Stored dataset items
# # #
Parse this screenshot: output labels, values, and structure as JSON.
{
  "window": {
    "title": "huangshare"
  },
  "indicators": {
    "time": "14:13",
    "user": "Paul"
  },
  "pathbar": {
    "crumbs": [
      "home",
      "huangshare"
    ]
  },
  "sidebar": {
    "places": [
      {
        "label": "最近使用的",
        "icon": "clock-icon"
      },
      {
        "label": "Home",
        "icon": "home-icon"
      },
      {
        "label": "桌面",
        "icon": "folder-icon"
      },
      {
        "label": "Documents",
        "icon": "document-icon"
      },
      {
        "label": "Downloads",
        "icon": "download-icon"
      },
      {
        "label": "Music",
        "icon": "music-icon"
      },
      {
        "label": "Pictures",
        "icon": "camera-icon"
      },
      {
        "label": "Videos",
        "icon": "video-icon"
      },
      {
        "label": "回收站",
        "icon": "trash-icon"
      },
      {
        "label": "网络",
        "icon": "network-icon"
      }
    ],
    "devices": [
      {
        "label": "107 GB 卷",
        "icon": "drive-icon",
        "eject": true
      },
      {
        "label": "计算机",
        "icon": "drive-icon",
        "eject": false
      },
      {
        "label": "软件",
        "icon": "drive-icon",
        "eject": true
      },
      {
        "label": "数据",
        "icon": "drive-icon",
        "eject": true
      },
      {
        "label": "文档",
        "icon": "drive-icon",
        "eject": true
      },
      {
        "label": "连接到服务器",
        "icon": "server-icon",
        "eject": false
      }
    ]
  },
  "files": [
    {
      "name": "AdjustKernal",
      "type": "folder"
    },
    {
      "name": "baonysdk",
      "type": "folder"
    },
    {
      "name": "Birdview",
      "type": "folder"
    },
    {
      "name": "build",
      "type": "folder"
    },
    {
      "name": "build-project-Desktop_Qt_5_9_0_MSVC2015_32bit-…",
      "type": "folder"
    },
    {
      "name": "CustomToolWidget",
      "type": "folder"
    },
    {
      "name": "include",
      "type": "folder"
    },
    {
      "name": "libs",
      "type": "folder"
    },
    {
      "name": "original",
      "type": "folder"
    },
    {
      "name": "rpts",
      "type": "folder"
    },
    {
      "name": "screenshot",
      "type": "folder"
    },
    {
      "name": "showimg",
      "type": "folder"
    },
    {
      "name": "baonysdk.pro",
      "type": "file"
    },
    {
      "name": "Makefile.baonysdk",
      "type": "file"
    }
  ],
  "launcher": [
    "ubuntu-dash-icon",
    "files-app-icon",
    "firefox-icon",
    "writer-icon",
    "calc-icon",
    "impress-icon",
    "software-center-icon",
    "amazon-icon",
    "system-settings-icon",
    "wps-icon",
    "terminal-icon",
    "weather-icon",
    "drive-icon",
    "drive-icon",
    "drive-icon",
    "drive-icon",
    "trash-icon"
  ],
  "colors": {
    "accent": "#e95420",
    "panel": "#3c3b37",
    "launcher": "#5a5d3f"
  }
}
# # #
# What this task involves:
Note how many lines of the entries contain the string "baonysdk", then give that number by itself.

# Exercise output:
3